[[ SUPPLIED MATERIAL open ]]

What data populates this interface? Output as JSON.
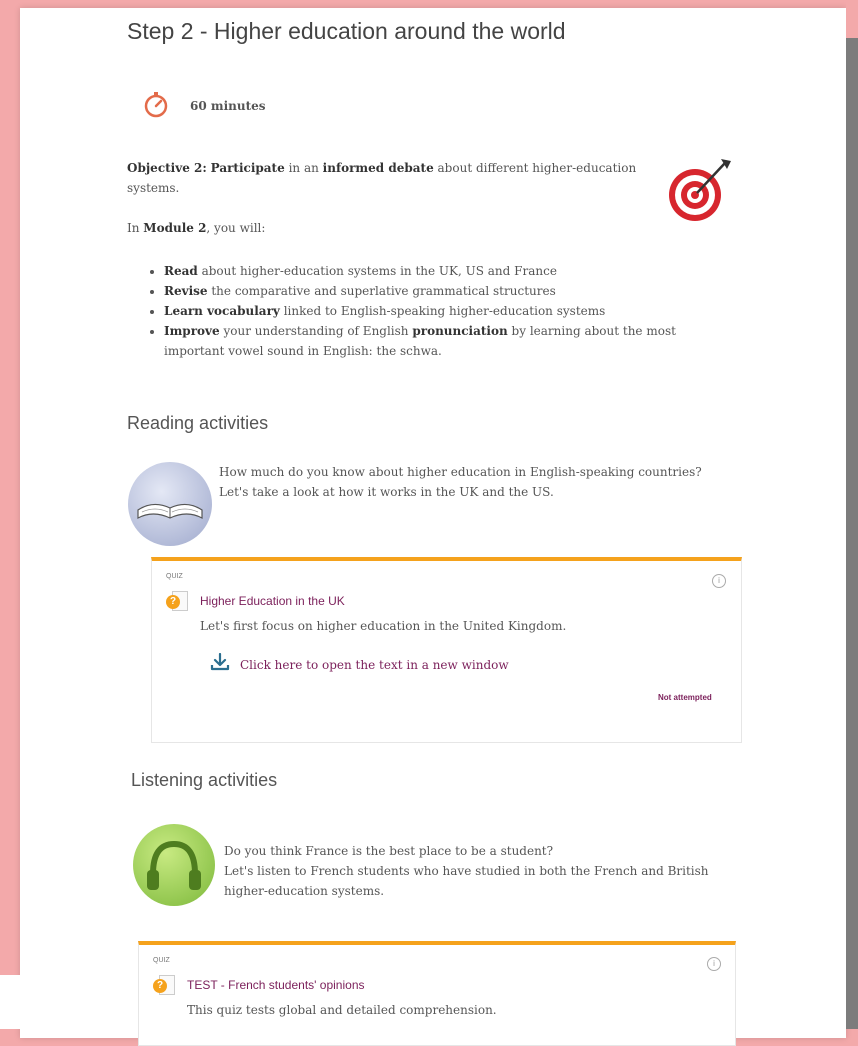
{
  "step": {
    "title": "Step 2 - Higher education around the world",
    "duration": "60 minutes"
  },
  "objective": {
    "label": "Objective 2:",
    "verb": "Participate",
    "mid": "in an",
    "emph": "informed debate",
    "rest": "about different higher-education systems."
  },
  "module_intro": {
    "pre": "In",
    "module": "Module 2",
    "post": ", you will:"
  },
  "goals": [
    {
      "bold": "Read",
      "text": " about higher-education systems in the UK, US and France"
    },
    {
      "bold": "Revise",
      "text": " the comparative and superlative grammatical structures"
    },
    {
      "bold": "Learn vocabulary",
      "text": " linked to English-speaking higher-education systems"
    },
    {
      "bold": "Improve",
      "text": " your understanding of English ",
      "bold2": "pronunciation",
      "text2": " by learning about the most important vowel sound in English: the schwa."
    }
  ],
  "reading": {
    "heading": "Reading activities",
    "intro_line1": "How much do you know about higher education in English-speaking countries?",
    "intro_line2": "Let's take a look at how it works in the UK and the US.",
    "card": {
      "kind": "QUIZ",
      "title": "Higher Education in the UK",
      "description": "Let's first focus on higher education in the United Kingdom.",
      "link": "Click here to open the text in a new window",
      "status": "Not attempted"
    }
  },
  "listening": {
    "heading": "Listening activities",
    "intro_line1": "Do you think France is the best place to be a student?",
    "intro_line2": "Let's listen to French students who have studied in both the French and British",
    "intro_line3": "higher-education systems.",
    "card": {
      "kind": "QUIZ",
      "title": "TEST - French students' opinions",
      "description": "This quiz tests global and detailed comprehension."
    }
  },
  "colors": {
    "accent_orange": "#f5a21c",
    "link_purple": "#7b1f5a",
    "background_pink": "#f3a9aa"
  }
}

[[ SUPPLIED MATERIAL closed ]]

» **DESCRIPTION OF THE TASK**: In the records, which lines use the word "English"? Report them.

» **SOLUTION TO THE PROBLEM**:
      "text": " linked to English-speaking higher-education systems"
      "text": " your understanding of English ",
      "text2": " by learning about the most important vowel sound in English: the schwa."
    "intro_line1": "How much do you know about higher education in English-speaking countries?",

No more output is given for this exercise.